The Independent Sector, a leadership network for nonprofits, foundations and corporations working in philanthropy, released a report that looked at management, fiscal, and corporate practices in the nonprofit sector. Over six months in 2015, the Independent Sector convened meetings in 15 cities that attracted 2,000 participants, 71 percent from non-profit organizations. Almost one-third of these were CEOs.
The group collected more than 3,000 comments during the listening tour that were then summarized to form the basis for the report. The purpose was to inform strategic planning in the nonprofit sector.
Perhaps the most significant finding was that "many nonprofits and foundations are operating with organizational structures and revenue models that are decades old." The report concluded: "There is a need for new operational and business models to reflect the changing environment."
To present a balanced picture, the report highlighted successful examples of public-policy advocacy, especially at the state level, and cross-sectoral partnerships, including ones that improved measurable policy goals in areas like childhood obesity and high-school graduation rates. Diana Aviv, who resigned her post to lead America's fourth largest charity, Feeding America, came back to present the findings and cited a number of critical areas for improvement.
The Independent Sector found: "The sector is territorial . . . sector organizations compete with each other for turf and credit on complex issues that require multiple partners to solve them." To offset these findings, the Independent Sector cautioned that nonprofit leaders must "focus more attention on innovation, measuring the impact of their efforts." They should also "create funding structures that encourage risk taking."

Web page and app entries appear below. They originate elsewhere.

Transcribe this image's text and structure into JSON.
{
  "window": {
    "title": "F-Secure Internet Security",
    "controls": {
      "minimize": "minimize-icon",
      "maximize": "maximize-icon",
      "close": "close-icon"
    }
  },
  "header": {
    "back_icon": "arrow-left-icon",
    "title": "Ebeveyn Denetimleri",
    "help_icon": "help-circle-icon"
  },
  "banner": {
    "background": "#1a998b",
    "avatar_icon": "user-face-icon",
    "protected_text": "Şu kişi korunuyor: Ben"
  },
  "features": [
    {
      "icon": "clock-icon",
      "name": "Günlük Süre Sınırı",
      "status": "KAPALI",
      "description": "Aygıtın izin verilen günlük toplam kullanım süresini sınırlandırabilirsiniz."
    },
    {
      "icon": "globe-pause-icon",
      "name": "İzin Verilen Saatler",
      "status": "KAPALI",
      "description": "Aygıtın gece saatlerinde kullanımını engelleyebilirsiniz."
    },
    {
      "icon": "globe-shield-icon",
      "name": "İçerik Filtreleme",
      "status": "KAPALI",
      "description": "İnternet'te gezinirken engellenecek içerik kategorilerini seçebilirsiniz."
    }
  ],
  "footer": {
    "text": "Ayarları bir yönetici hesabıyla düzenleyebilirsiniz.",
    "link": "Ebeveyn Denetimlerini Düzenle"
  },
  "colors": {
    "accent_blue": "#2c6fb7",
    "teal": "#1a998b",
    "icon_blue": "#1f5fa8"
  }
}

The conclusions are instructive for groups across the nonprofit sector, including colleges and universities.
Like most of the American economy, the Great Recession forced American colleges and universities into hibernation, with colleges completing what projects were funded, refinancing variable rate debt, and delaying planning and the start of new initiatives. The prolonged recession also shed a harsh light on how nimble and creative colleges and universities were when dealing with the crisis. And by many measures, American higher education failed to rise to meet the new challenges faced in the 21st century.
First, as the Independent Sector report suggests, American colleges and universities failed to reform antiquated business operations and remained steadfastly loyal to outdated business models. While annual tuition increases moderated somewhat, the old economic models could not sufficiently account for consumer sticker price angst, political pressures to link education to post graduation employment, and the rise of alternative pedagogies and delivery methods infused by technology.

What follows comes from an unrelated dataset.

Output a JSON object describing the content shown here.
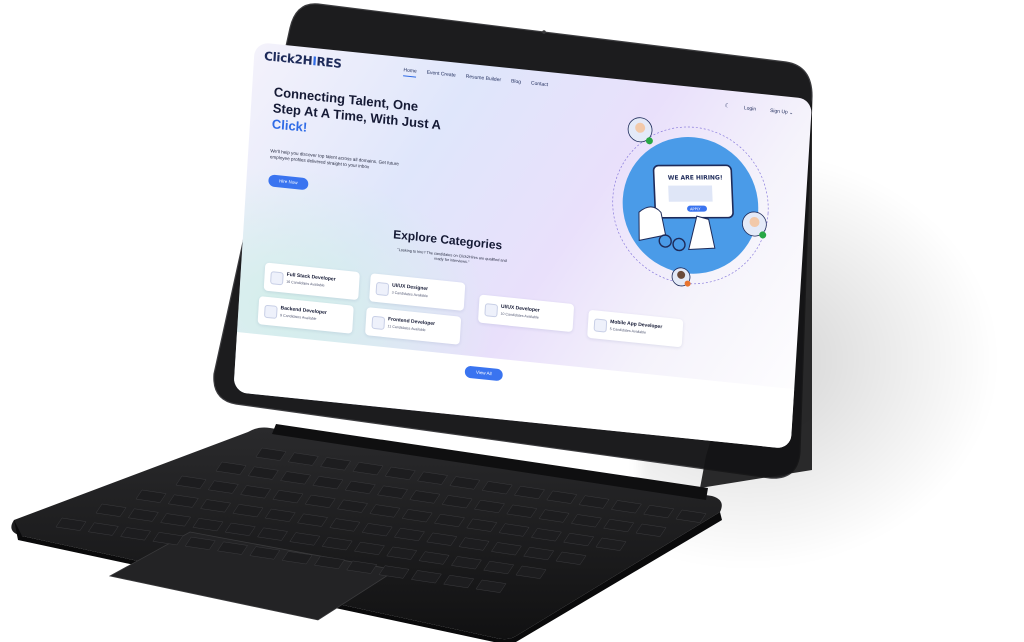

Second, the recession - while deep and prolonged -- was not sufficiently harsh to force a change in campus cultural inertia. For some colleges, it meant hiding their light under the proverbial bushel basket. They could wait out the storm. For a few, endowment returns to pre-Recession levels and belt tightening seemed to work or at least allowed them to kick the can down the road until the next national economic or political crisis. For others, new projects or promises made to conform to the start of comprehensive campaigns gave them the institutional courage to return to the debt market under the premise that new fundraising and improved endowment returns would allow the institution the time it needed to maintain a steady state. Boards of trustees determined to find the money and pay the price - later.

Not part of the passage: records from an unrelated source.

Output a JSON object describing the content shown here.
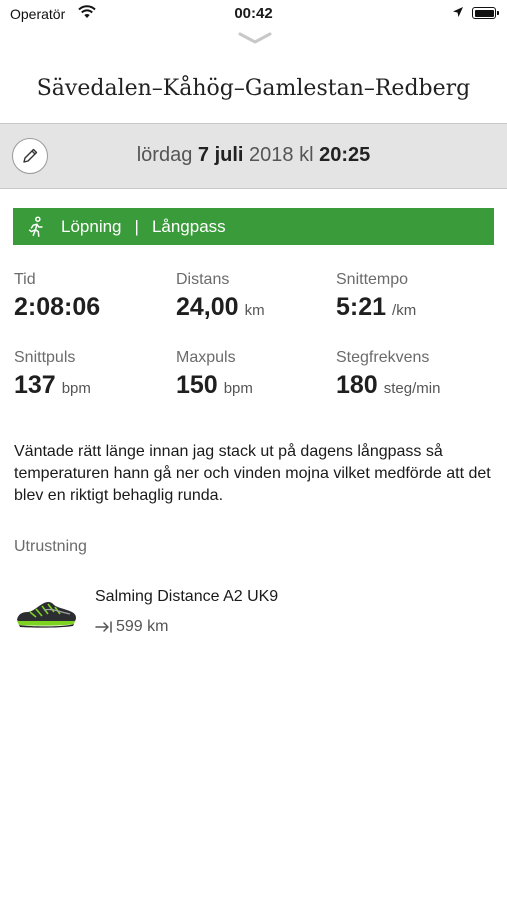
{
  "status_bar": {
    "carrier": "Operatör",
    "time": "00:42"
  },
  "title": "Sävedalen–Kåhög–Gamlestan–Redberg",
  "date": {
    "weekday": "lördag",
    "day_month": "7 juli",
    "year": "2018",
    "kl": "kl",
    "time": "20:25"
  },
  "activity": {
    "type": "Löpning",
    "separator": "|",
    "subtype": "Långpass",
    "color": "#3a9b3a",
    "icon": "running-icon"
  },
  "stats": {
    "tid": {
      "label": "Tid",
      "value": "2:08:06",
      "unit": ""
    },
    "distans": {
      "label": "Distans",
      "value": "24,00",
      "unit": "km"
    },
    "snittempo": {
      "label": "Snittempo",
      "value": "5:21",
      "unit": "/km"
    },
    "snittpuls": {
      "label": "Snittpuls",
      "value": "137",
      "unit": "bpm"
    },
    "maxpuls": {
      "label": "Maxpuls",
      "value": "150",
      "unit": "bpm"
    },
    "stegfrekvens": {
      "label": "Stegfrekvens",
      "value": "180",
      "unit": "steg/min"
    }
  },
  "notes": "Väntade rätt länge innan jag stack ut på dagens långpass så temperaturen hann gå ner och vinden mojna vilket medförde att det blev en riktigt behaglig runda.",
  "equipment": {
    "heading": "Utrustning",
    "item": {
      "name": "Salming Distance A2 UK9",
      "distance": "599 km",
      "icon": "shoe-image"
    }
  }
}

The problem with protecting the campus status quo is that the world had changed everywhere but inside the campus gates. For all of the intellectual debates about "disruption" as the new management buzzword, little actually occurred on college campuses. It's not to say that good work in critical areas like academic programming did not happen. There are innumerable examples of change today as colleges continue to evolve.
In the end, disruption remained largely an intellectual exercise.
We can think about it this way: What is the price paid by board chairs, faculty senate heads and presidents if they assume the role of change agents? What is the incentive to do so?
Third, there continued to be a major failure to educate key stakeholders. The worst offenders are boards of trustees. As my favorite board chair would remind the governance groups, boards are part-time amateurs and volunteers who meet occasionally to oversee full-time higher education professionals. It's a recipe for ineffective, incremental government at best.
Further, the failure of boards and senior staff to welcome faculty to the administrative side of the house, linking academics to the mechanics and economics of education promotes the cultural inertia that the Independent Sector highlighted in its report.
It's sometimes said that the best place to see the promise of America is on a college campus. There is energy and momentum from those who live the life of the mind. On the best campuses, you can feel it. But if the findings of the Independent Sector are accurate, the mechanisms of a college - especially the economics, governance, and education of key stakeholders - must adapt to support a breakout of the cultural inertia that binds a college to its past in ways that no longer serve it.